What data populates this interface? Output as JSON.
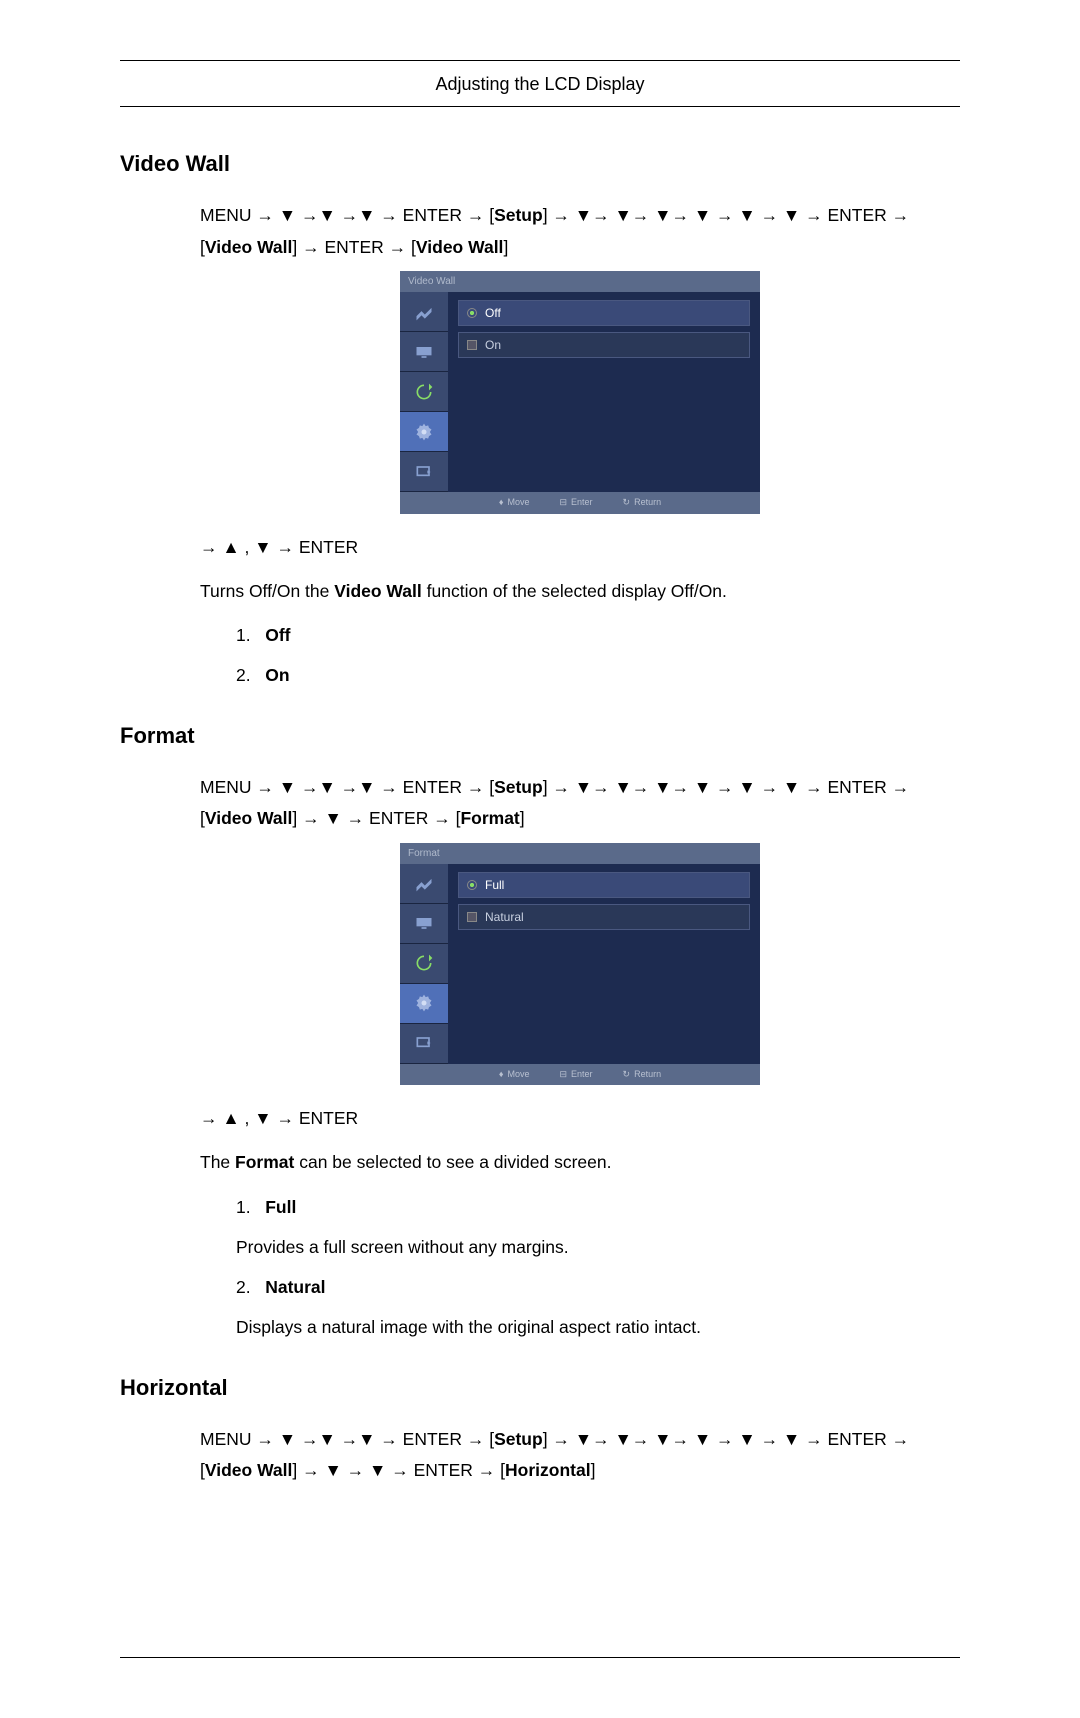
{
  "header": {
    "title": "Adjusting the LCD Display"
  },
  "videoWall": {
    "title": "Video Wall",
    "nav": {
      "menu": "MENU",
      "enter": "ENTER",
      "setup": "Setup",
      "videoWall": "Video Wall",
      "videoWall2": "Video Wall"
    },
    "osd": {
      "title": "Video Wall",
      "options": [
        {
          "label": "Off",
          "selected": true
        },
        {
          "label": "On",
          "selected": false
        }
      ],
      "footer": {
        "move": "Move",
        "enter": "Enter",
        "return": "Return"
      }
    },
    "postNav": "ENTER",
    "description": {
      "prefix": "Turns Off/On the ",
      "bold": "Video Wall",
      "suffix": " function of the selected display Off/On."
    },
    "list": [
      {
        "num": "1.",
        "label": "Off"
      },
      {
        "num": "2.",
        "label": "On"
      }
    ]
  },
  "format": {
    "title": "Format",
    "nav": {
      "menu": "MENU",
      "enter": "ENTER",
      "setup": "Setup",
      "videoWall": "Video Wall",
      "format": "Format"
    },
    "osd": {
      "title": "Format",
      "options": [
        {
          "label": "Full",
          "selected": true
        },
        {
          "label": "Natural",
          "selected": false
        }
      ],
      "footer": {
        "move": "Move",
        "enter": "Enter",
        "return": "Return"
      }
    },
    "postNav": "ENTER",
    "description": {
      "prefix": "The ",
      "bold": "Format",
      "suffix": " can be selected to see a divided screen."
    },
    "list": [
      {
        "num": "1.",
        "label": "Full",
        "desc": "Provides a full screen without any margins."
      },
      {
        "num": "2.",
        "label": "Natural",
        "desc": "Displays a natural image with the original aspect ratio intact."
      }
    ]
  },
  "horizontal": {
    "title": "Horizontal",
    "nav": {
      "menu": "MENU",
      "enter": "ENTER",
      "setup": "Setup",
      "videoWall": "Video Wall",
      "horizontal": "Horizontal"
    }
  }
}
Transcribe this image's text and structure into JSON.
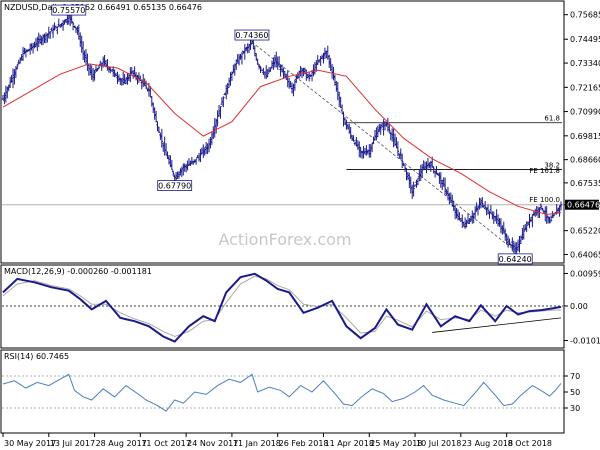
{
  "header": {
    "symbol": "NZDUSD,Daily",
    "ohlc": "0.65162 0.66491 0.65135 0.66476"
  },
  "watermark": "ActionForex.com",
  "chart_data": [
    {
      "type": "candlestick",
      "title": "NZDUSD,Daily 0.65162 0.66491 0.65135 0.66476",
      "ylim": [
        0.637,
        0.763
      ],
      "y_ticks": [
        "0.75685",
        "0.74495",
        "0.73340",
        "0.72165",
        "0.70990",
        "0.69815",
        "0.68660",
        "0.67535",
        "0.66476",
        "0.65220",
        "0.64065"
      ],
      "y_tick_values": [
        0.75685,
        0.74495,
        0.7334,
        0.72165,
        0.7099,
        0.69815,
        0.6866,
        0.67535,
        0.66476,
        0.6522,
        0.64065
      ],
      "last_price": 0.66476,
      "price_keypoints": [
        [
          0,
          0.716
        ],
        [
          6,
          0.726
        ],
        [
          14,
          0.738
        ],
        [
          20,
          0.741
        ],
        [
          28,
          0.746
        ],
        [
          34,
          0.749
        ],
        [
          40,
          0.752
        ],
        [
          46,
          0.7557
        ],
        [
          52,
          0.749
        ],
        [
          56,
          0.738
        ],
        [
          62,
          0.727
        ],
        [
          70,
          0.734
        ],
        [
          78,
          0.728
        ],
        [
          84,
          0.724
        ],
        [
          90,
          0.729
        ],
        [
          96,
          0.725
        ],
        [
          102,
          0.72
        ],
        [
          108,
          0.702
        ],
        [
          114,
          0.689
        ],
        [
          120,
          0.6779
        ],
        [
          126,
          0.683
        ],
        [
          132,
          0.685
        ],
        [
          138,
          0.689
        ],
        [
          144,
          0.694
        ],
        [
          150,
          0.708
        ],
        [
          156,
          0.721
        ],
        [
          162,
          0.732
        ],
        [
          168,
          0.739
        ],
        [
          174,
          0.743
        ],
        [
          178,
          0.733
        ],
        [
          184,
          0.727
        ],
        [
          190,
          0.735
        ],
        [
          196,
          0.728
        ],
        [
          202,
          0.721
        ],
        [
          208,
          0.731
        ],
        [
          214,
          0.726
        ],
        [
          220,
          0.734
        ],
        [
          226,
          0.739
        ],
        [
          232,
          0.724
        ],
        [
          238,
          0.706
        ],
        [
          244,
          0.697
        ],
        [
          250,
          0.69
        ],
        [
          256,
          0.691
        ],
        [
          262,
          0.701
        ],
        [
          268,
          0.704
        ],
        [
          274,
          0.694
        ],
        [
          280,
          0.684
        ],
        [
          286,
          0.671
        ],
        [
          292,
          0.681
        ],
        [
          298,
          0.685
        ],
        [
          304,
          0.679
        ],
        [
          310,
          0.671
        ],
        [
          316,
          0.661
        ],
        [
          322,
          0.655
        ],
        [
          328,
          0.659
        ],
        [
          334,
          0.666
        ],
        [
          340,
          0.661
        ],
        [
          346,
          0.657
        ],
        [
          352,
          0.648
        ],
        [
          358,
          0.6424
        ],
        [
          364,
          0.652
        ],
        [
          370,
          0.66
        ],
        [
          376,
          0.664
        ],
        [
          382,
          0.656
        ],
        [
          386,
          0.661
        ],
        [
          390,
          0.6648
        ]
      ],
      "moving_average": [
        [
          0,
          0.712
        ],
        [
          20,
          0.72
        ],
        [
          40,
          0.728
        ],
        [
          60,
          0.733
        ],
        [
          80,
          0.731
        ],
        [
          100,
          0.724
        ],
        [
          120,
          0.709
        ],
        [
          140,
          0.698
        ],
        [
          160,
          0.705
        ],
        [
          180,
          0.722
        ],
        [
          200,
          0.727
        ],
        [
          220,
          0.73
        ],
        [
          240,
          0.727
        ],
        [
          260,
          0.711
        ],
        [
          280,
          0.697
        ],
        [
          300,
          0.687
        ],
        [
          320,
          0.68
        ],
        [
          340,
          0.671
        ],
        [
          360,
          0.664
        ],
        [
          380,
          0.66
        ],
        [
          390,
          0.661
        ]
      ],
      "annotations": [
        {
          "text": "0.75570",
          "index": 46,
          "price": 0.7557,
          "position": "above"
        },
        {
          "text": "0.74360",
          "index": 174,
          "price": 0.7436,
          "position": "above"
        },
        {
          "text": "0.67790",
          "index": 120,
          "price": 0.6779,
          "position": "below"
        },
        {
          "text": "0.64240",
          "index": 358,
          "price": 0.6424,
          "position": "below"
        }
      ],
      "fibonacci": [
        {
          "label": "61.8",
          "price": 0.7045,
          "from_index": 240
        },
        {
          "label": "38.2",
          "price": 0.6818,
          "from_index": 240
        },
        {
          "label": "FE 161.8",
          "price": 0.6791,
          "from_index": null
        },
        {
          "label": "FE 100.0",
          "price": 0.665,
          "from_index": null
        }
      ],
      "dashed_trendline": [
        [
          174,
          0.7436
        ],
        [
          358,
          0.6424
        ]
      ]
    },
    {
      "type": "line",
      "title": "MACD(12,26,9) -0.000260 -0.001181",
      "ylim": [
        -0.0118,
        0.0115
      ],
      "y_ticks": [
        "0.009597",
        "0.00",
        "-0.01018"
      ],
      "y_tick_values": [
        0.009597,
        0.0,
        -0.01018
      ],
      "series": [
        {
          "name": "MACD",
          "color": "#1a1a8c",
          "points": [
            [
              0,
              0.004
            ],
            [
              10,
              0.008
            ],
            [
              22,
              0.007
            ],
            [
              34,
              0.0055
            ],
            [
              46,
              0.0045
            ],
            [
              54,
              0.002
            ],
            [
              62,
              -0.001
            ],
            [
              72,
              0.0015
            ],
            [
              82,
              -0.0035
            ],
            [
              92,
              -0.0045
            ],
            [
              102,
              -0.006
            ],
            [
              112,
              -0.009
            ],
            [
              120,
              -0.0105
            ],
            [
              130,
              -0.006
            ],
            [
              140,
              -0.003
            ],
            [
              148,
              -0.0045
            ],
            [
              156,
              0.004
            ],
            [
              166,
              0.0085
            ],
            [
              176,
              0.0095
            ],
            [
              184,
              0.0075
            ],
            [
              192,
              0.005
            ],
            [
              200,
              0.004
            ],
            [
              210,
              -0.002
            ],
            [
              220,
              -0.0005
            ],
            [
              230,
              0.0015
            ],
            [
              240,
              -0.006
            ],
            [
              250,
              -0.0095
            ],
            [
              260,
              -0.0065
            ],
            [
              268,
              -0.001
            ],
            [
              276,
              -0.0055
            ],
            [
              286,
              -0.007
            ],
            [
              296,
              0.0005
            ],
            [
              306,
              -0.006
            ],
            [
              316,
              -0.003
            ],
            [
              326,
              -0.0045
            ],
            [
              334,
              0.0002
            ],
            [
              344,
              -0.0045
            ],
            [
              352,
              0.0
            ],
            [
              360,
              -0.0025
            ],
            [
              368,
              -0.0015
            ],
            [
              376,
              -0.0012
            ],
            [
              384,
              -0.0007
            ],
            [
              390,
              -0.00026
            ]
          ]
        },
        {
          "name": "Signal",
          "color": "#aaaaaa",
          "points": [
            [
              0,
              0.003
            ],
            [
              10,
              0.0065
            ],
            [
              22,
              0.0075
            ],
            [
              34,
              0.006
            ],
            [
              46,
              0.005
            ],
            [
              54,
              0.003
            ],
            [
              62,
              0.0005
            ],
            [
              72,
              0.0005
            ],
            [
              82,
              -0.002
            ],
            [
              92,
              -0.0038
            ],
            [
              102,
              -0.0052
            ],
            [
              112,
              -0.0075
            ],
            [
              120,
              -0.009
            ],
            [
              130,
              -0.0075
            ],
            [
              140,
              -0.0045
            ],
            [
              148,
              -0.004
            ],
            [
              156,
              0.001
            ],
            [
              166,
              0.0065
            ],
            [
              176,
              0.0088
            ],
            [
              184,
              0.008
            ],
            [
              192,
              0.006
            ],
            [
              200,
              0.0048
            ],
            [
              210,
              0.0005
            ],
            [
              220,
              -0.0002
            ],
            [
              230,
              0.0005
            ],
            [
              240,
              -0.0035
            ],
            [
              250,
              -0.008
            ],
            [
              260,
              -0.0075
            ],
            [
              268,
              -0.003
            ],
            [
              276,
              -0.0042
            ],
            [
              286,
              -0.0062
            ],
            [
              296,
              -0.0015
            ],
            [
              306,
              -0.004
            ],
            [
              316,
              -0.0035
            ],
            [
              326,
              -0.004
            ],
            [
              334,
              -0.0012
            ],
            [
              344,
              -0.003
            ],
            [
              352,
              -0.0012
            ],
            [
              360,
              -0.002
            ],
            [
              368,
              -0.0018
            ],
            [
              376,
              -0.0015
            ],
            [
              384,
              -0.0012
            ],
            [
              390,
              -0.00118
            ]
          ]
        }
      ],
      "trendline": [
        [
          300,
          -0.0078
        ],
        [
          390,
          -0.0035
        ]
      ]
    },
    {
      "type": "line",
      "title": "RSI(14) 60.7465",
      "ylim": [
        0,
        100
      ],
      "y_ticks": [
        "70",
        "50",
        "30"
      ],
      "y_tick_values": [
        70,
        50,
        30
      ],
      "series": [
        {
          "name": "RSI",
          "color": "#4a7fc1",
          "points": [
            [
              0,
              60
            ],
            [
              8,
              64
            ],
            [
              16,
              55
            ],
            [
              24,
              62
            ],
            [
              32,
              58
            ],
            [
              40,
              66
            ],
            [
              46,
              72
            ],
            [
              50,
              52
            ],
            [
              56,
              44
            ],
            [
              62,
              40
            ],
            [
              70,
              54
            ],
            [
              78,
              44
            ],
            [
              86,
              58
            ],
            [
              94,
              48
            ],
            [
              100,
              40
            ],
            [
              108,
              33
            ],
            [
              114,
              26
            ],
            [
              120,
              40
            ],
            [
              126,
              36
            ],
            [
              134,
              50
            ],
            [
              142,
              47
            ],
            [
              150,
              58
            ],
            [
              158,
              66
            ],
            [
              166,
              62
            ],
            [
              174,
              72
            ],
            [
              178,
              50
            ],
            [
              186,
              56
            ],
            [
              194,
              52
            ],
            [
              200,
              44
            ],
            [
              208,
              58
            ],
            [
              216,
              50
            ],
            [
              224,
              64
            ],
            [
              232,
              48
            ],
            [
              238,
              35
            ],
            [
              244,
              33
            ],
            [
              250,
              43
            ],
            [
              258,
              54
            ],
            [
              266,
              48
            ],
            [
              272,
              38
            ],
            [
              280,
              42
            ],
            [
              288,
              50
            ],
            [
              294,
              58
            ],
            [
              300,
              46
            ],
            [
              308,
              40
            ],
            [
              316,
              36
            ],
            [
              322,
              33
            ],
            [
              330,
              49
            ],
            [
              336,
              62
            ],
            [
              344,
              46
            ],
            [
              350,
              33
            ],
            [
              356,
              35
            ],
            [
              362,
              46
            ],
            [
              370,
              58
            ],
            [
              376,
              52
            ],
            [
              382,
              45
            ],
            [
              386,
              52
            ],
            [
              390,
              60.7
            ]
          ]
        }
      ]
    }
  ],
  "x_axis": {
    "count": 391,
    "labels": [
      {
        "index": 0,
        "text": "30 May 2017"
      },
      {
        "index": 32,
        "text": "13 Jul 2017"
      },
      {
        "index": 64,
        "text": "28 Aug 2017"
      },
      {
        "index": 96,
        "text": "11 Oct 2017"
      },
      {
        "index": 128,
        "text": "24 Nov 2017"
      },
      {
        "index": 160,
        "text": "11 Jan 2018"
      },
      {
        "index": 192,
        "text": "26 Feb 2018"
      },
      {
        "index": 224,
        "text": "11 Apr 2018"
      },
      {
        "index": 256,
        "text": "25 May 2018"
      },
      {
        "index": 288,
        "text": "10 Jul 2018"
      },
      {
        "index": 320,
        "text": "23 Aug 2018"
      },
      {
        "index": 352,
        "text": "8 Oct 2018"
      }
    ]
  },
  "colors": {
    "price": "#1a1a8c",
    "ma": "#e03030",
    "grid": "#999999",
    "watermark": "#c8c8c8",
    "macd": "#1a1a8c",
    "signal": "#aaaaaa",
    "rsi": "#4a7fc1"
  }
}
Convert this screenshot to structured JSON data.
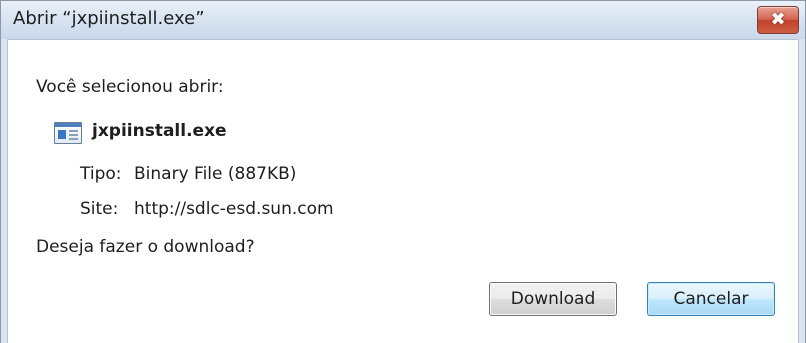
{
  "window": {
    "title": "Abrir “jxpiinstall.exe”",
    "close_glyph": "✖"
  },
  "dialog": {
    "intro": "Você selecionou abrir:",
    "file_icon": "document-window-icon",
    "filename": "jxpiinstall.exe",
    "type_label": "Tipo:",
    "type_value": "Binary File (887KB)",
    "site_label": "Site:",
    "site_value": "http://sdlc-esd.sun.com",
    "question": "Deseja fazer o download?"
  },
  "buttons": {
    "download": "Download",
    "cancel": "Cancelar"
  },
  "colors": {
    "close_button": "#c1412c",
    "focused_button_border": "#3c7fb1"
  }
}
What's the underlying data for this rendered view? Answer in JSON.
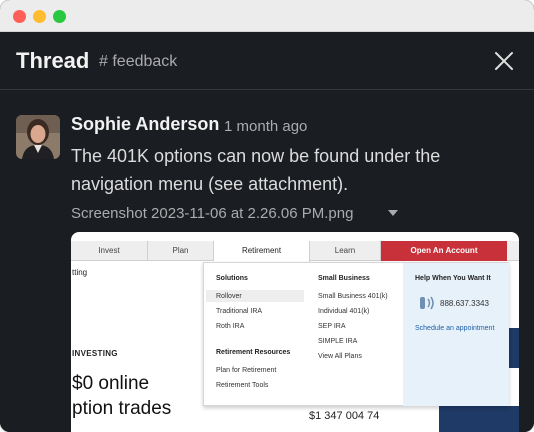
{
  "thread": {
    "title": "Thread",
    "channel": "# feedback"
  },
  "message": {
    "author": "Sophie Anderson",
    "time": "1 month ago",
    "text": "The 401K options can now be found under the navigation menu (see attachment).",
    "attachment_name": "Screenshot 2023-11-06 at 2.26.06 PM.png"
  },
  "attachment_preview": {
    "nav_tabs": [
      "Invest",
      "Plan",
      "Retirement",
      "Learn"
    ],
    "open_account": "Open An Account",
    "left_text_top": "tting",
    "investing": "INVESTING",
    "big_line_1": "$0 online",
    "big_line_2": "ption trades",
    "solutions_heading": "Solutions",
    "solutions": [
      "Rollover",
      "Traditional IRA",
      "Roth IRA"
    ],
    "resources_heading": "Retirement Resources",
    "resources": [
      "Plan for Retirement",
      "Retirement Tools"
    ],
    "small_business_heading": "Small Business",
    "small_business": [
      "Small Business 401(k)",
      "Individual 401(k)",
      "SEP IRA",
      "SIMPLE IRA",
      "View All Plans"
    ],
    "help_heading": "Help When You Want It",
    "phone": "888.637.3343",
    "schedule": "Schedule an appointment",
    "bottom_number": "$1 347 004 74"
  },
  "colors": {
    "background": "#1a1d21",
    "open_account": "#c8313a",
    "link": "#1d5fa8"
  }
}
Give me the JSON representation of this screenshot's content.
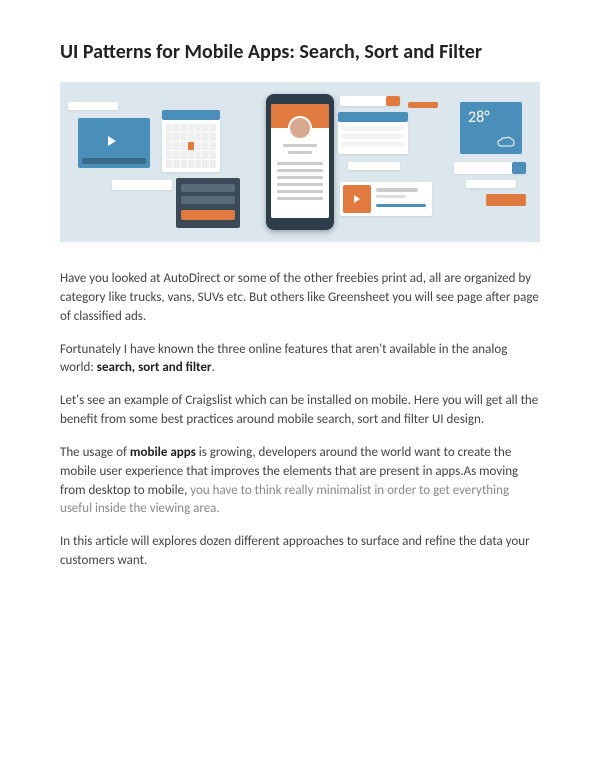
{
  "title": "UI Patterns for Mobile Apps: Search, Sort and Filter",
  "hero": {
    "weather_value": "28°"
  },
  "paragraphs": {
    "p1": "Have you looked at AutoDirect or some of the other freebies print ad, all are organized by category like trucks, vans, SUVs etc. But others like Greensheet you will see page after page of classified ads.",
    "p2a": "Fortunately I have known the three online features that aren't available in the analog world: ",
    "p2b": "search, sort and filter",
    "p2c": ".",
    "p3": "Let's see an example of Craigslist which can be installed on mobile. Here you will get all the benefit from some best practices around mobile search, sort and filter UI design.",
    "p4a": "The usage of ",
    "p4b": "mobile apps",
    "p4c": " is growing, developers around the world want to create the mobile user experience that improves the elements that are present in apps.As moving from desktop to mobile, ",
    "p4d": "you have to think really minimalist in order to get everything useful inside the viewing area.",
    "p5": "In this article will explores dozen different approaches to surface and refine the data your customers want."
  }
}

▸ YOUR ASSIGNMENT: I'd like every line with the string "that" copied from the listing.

▸ EXPECTED ANSWER:
    "p2a": "Fortunately I have known the three online features that aren't available in the analog world: ",
    "p4c": " is growing, developers around the world want to create the mobile user experience that improves the elements that are present in apps.As moving from desktop to mobile, ",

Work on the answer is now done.